Have you ever heard a statement similar to “Customer service is just not like what it used to be” or “Good customer service is a thing of the past”?
Even if you have not, it’s very likely that your recent experience with some customer service representative from a business or service provider has not been all that positive. To avoid being too pessimistic, it seems that focus on the customer which should naturally be the most important part of a project, is often forgotten for some mysterious reason. In the world of project management, we often make an attempt to understand business objectives, user requirements, technical specifications, etc. in order to maximize our chances of building the best possible solution within the given constraints. However, most projects still fail. Why is that?
Regardless of the type of project you are involved in – IT solution, construction, aerospace, etc. – it is likely that this project will have many formal or informal requirements. Requirements can come from a number of different sources, such as the paying customers, actual end-users/consumers of the product, key stakeholders/investors, or important executives/management. A lot of time and money can be expended in pursuit of the “perfect requirements” that is intended to maximize the probability of a successful outcome.
Quite often, even the most thorough and detailed requirements documents can fail to meet the needs of the project due to the lack of one element: personas. A “persona” is a component of the requirements analysis process that is often forgotten because it is not explicitly called out in most formal project management publications. The PMBOK (Project Management Book Of Knowledge), 6th Edition, very briefly mentions the term “personas” within the glossary, defined as “An archetype user representing a set of similar end users described with their goals, motivations, and representative personal characteristics”. Interestingly, the PMBOK does not describe how this concept fits into the overall project management discipline, which may explain why most projects I have worked on do not allocate time to identify personas that are relevant to the initiative.

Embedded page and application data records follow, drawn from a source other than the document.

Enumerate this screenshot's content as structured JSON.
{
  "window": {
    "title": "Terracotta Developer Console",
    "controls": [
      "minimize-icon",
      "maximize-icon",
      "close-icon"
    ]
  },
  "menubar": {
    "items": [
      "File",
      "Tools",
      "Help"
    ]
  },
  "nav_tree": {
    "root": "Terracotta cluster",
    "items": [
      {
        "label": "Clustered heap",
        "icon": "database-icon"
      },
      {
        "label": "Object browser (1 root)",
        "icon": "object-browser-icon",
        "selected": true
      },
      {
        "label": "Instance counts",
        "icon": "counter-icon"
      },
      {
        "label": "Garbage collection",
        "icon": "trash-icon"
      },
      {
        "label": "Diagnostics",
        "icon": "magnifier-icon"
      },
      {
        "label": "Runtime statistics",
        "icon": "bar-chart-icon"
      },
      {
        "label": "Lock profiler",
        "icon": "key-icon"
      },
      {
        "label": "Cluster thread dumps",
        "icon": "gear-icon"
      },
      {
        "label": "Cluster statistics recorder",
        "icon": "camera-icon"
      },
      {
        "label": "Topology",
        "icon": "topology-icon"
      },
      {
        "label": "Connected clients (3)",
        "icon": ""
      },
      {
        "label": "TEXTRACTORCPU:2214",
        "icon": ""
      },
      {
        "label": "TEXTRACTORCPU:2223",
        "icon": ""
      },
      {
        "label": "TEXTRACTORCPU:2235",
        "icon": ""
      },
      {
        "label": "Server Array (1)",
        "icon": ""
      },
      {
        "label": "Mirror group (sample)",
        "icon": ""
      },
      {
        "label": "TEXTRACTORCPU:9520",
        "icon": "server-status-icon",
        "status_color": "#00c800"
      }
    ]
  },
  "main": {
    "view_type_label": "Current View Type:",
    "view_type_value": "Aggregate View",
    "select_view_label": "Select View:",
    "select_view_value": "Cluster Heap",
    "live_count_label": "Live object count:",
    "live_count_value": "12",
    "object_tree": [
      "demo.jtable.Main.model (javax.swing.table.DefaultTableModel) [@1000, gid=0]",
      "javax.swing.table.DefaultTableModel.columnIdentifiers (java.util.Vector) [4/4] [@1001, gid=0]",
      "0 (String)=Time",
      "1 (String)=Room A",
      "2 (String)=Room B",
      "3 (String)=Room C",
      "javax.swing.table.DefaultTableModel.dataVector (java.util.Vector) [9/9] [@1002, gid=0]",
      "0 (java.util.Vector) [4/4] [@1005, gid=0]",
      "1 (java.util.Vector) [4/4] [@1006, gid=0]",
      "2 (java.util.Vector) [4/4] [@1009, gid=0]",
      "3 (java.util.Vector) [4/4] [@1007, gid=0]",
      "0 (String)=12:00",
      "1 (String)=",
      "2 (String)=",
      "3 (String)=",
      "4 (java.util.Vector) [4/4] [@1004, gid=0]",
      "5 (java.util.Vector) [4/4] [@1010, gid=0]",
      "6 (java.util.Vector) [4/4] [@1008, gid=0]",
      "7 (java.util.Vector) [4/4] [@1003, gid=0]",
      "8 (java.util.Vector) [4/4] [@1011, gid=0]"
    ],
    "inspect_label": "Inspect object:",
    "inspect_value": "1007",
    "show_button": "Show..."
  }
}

“Why is ‘persona’ important if it is barely mentioned in the PMBOK?” you may ask. My experience leads me to believe that by NOT defining personas, we miss out on the opportunity to truly understand the customer, the end consumer of the output we are working so far to deliver. The persona enables us to take the perspective of the most important role – the customer benefits most from the solution you are delivering – to gain appreciation for WHY they may choose to use your product or service instead of another competing offering. Although we need to focus on the HOW as well in order to design/build/test/deliver the end product, truly understanding the WHY can make a tremendous difference between success and failure.
In closing, next time you are on the verge of kicking off a new project, you might consider setting aside time to formulate a “persona” for each type of individual that you expect to interact with your end product/solution. You may glean some unexpected insights from this process that could shape how you plan and execute your project.